Photo: Conor Ashleigh / Save the Children.
5. Better protection for children’s mental health in the Philippines
Following months of campaigning by Save the Children and other NGOs, in September the Philippine Senate approved a bill to improve mental health care and services for children.
The Basic Education Mental Health and Wellbeing Promotion Act – or Senate Bill Number 379 – will see investment in mental health services in schools, including hiring more mental health support staff and ensuring every school in the country has a Care Centre. Children will also have the opportunity to participate in the shaping of the program via consultations with the relevant policy makers.
6. Caesarean sections made available in Rwanda refugee camp for the first time, saving 200 babies’ lives and improving the health of them and their mothers
Prior to the opening of a medical centre in Mahama Refugee Camp II in April this year, any women facing emergency obstetric complications were referred to a hospital in Kirehe, a town about 35 kms (22 miles) away along extremely bumpy, dirt roads, with the journey taking about 1.5 hours. Many women would arrive at the hospital in advanced stages of labour or have given birth during the journey, putting their own and their baby’s life at risk.
Thanks to the new medical centre run by Save the Children, which can carry out up to three C-sections daily for refugee women and those from neighbouring communities, the lives of at least 200 babies have been saved.
7. Web series promotes positive discussions around LGBTQI+ lives in Nepal
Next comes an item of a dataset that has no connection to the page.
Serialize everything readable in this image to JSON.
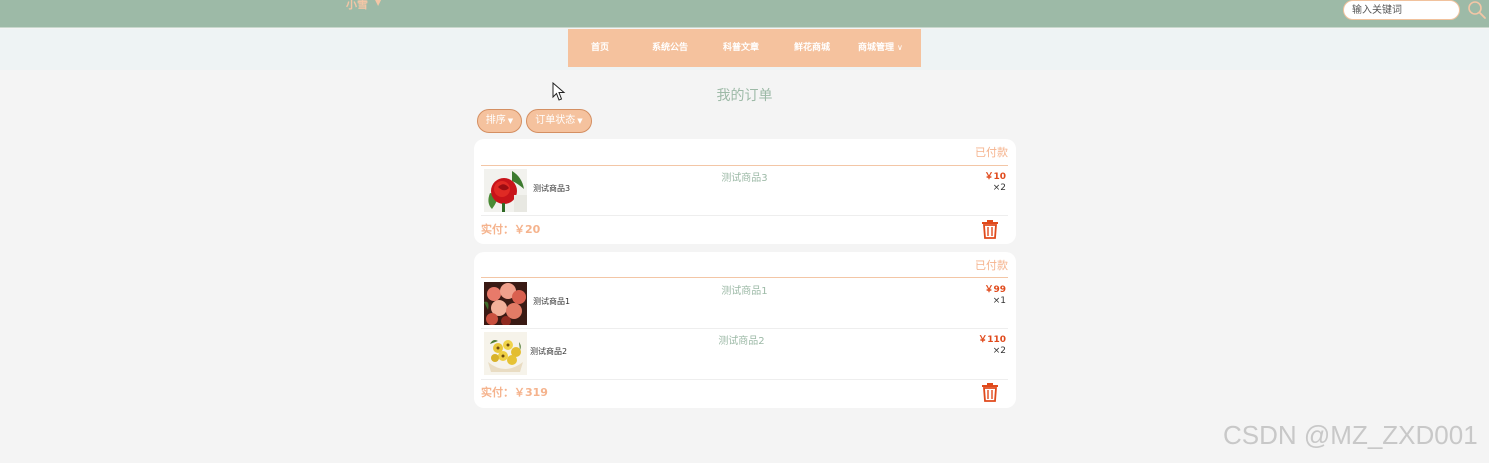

A first-of-its-kind web series, 'Becoming', made by and featuring members of the LGBTQI+ community in Nepal and supported by Save the Children and Nepali LGBTQI+ organization the Blue Diamond Society, was launched earlier this year. The series aimed to tackle the way in which LGBTQI+ young people are portrayed in Nepal’s mainstream media – which often paints them as victims.
As well as being viewed on YouTube, the series has had physical screenings in many parts of Nepal, with four episodes in two languages throughout the year. Save the Children said it has reached a total of 28,700 people digitally and hundreds more through physical screenings.
8. Positive progress for children at COP28
In a landmark decision for children, leaders at COP28 agreed to an “expert dialogue” on the disproportionate effects of climate change on children to take place at the Bonn climate change conference in 2024. This means for the first time in almost 30 years there will be a formal space on the UNFCCC agenda dedicated to discussing children’s specific vulnerabilities and needs. Save the Children hopes it will mark the beginning of the meaningful integration of children into the negotiations and set a precedent for them to play a more active role in discussions going forward.